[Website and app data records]
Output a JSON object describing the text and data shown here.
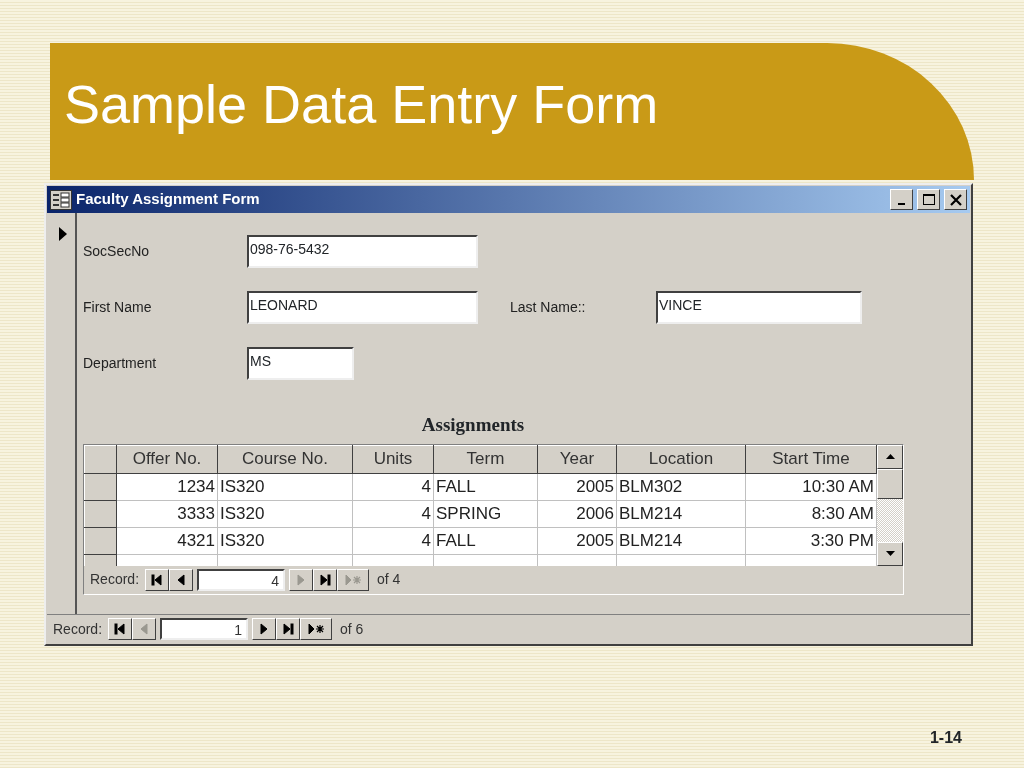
{
  "slide": {
    "title": "Sample Data Entry Form",
    "page_number": "1-14"
  },
  "window": {
    "title": "Faculty Assignment Form",
    "current_record": true
  },
  "field_rows": [
    [
      {
        "label": "SocSecNo",
        "value": "098-76-5432"
      }
    ],
    [
      {
        "label": "First Name",
        "value": "LEONARD"
      },
      {
        "label": "Last Name::",
        "value": "VINCE"
      }
    ],
    [
      {
        "label": "Department",
        "value": "MS"
      }
    ]
  ],
  "subform": {
    "title": "Assignments",
    "columns": [
      {
        "label": "Offer No.",
        "kind": "numeric"
      },
      {
        "label": "Course No.",
        "kind": "text"
      },
      {
        "label": "Units",
        "kind": "numeric"
      },
      {
        "label": "Term",
        "kind": "text"
      },
      {
        "label": "Year",
        "kind": "numeric"
      },
      {
        "label": "Location",
        "kind": "text"
      },
      {
        "label": "Start Time",
        "kind": "numeric"
      }
    ],
    "rows": [
      [
        "1234",
        "IS320",
        "4",
        "FALL",
        "2005",
        "BLM302",
        "10:30 AM"
      ],
      [
        "3333",
        "IS320",
        "4",
        "SPRING",
        "2006",
        "BLM214",
        "8:30 AM"
      ],
      [
        "4321",
        "IS320",
        "4",
        "FALL",
        "2005",
        "BLM214",
        "3:30 PM"
      ]
    ],
    "navigation": {
      "label": "Record:",
      "current": "4",
      "total": "of 4",
      "buttons": [
        {
          "kind": "first",
          "disabled": false
        },
        {
          "kind": "prev",
          "disabled": false
        },
        {
          "kind": "next",
          "disabled": true
        },
        {
          "kind": "last",
          "disabled": false
        },
        {
          "kind": "new",
          "disabled": true
        }
      ]
    }
  },
  "navigation": {
    "label": "Record:",
    "current": "1",
    "total": "of 6",
    "buttons": [
      {
        "kind": "first",
        "disabled": false
      },
      {
        "kind": "prev",
        "disabled": true
      },
      {
        "kind": "next",
        "disabled": false
      },
      {
        "kind": "last",
        "disabled": false
      },
      {
        "kind": "new",
        "disabled": false
      }
    ]
  }
}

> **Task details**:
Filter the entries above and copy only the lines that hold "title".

> **Response area**:
    "title": "Sample Data Entry Form",
    "title": "Faculty Assignment Form",
    "title": "Assignments",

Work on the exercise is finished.